“We’re still waiting to see something bold and way outside the box, and nobody has been that brave,’’ she said. “We have to come up with something really inventive to solve our problems. No one is there yet.’’
Christie’s decision is in line with his repeated and emphatic denials over the last year of any interest in the White House. Had he entered the race, Christie would have been regarded as a top-tier candidate likely to find support among many conservatives still lukewarm about their choices for president. He possesses a cult following among conservatives fond of his tough-talking style and a cadre of wealthy donors eager to raise money for his campaign.
But as he mulled whether to enter the race, questions arose about everything from whether he could put together a substantive organization in just a few months before the first primaries to whether his corpulence made him look unpresidential. In the crucial state of Iowa, several local party chairmen said they wondered if he could attract tea party support as well as persuade voters he had sufficient experience to be president.
“My guess is Christie needs about four more years or maybe four more years and then becomes VP,” said Garland “Mac” McDonald, chairman of Iowa’s Black Hawk County Republican Party. “He needs some international stuff, he needs some foreign policy. You know, there’s not a lot of foreign policy in New Jersey.”

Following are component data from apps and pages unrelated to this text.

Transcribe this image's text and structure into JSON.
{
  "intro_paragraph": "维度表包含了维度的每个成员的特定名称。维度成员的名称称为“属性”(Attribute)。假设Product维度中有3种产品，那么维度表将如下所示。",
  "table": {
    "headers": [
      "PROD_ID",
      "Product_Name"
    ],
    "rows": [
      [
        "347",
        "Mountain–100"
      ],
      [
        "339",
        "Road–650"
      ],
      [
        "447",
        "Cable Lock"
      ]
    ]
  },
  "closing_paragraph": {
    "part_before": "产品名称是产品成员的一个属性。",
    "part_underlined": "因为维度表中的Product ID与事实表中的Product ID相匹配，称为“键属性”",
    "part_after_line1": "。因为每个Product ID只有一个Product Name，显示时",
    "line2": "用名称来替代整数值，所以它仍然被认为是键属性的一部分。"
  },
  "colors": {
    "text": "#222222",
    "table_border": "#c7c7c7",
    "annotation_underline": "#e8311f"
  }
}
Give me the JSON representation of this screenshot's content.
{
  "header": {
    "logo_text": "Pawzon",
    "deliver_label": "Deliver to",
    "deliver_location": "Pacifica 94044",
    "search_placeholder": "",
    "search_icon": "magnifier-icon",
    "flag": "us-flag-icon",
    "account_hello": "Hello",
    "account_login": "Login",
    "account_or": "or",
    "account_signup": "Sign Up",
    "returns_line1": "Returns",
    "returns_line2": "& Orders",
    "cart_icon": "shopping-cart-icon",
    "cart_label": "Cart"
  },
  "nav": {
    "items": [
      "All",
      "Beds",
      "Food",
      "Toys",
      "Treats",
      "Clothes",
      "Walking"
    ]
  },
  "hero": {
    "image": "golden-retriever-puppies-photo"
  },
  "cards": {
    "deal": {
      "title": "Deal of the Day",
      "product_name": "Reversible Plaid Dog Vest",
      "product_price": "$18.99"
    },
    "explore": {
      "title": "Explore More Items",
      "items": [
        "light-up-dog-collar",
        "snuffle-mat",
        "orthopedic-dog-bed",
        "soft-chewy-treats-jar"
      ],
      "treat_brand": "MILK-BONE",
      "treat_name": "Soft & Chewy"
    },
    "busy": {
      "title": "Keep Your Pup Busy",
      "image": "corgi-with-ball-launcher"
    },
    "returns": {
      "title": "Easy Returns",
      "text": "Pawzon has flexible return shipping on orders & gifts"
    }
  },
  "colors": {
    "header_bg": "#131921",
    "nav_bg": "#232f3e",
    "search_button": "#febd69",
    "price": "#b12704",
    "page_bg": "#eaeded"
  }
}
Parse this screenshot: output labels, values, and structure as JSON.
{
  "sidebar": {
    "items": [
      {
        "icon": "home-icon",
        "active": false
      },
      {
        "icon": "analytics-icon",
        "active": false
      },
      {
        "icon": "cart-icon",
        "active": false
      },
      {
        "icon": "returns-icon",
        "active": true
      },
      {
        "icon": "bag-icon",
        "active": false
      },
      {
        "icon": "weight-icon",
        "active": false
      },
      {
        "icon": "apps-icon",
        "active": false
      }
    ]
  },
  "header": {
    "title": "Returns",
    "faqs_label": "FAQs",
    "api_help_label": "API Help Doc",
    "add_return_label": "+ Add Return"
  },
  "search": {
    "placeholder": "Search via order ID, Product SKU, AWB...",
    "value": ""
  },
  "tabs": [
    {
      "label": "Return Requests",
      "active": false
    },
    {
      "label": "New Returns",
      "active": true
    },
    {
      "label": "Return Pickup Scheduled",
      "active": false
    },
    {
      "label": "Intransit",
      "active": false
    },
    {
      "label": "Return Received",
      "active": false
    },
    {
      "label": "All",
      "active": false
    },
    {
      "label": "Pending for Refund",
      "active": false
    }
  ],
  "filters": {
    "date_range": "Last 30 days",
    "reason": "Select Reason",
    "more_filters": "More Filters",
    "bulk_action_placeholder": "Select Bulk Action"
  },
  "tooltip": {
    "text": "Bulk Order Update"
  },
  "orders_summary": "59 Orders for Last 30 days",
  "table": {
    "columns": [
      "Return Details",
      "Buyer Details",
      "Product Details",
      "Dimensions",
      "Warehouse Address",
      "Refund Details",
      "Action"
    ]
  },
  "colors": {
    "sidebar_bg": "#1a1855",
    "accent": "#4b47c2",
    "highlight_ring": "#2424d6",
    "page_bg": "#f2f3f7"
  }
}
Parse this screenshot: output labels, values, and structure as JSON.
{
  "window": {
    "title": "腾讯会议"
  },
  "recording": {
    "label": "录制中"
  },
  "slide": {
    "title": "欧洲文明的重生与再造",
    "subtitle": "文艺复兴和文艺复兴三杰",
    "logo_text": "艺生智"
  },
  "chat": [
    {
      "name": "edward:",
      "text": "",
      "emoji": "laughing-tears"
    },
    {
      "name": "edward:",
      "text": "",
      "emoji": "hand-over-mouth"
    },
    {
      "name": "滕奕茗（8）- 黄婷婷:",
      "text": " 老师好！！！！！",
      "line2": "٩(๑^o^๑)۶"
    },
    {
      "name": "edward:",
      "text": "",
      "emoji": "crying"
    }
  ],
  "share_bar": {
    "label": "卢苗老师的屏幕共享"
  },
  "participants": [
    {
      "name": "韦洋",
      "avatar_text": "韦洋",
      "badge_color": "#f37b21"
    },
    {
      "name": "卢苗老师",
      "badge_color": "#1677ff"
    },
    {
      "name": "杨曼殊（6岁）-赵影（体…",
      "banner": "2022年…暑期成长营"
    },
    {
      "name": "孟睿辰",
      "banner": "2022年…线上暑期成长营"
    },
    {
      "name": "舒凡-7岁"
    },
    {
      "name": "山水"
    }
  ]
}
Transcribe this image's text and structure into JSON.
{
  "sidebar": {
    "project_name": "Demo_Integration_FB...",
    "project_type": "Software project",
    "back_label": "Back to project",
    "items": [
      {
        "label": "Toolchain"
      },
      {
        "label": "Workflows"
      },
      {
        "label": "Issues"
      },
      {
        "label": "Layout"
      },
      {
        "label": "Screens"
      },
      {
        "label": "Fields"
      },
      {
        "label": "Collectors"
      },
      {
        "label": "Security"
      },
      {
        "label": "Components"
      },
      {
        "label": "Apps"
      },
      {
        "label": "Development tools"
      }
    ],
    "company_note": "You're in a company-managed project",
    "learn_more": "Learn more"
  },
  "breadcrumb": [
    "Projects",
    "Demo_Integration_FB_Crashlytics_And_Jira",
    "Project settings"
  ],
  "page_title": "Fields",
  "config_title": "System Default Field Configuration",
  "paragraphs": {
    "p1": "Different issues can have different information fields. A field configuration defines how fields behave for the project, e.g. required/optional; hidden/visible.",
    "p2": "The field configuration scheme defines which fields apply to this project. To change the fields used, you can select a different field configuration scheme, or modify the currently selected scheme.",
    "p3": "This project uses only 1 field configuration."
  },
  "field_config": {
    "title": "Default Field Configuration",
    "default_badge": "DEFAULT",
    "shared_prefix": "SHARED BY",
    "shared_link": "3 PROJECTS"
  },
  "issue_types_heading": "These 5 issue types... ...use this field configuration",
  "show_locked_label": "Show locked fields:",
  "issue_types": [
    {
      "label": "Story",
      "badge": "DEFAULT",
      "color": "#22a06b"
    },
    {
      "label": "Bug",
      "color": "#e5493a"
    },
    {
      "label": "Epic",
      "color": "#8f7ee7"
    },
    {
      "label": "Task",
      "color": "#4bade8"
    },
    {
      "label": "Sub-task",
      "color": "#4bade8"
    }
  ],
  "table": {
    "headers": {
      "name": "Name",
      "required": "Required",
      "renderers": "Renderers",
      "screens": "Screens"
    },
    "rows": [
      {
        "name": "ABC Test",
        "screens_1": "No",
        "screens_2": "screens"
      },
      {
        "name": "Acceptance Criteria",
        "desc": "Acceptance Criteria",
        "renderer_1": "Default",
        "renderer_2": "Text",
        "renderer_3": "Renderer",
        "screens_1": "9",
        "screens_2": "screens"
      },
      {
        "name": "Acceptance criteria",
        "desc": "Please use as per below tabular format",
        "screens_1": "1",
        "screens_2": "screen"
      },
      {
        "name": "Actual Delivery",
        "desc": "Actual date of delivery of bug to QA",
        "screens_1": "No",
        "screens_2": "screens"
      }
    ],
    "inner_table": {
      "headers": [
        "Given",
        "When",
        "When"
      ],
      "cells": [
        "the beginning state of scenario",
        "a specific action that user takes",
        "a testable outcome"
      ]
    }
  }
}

Christie, who unseated Democratic incumbent Jon Corzine in 2009, became a conservative star after aggressively slashing New Jersey’s budget, including extracting deep concessions from the state’s politically powerful public-sector unions. He also sparred with union members, engaging in shouting matches that were featured in online videos that became a sensation among many Republicans.
His success led to incessant calls from many conservatives for Christie to run. At one point, Christie even joked he would have to commit suicide before reporters stopped asking him about it.
But he began seriously reconsidering in late September, after pressure from an array of Republicans dissatisfied with the current GOP field. The governor stirred further speculation when he delivered a high-profile speech in late September at the Ronald Reagan Presidential Library. In his remarks, he criticized Obama and some of his would-be Republican rivals.
Even as his star continues to rise nationally, Christie could face a tough re-election campaign at home in 2013, given his animosity toward labor unions. His popularity sagged in May 2011, with just 44 percent approving of his performance, according to a Fairleigh Dickinson University poll. However, an FCU poll released in late September showed his support back up to 54 percent.
Josh Kraushaar contributed.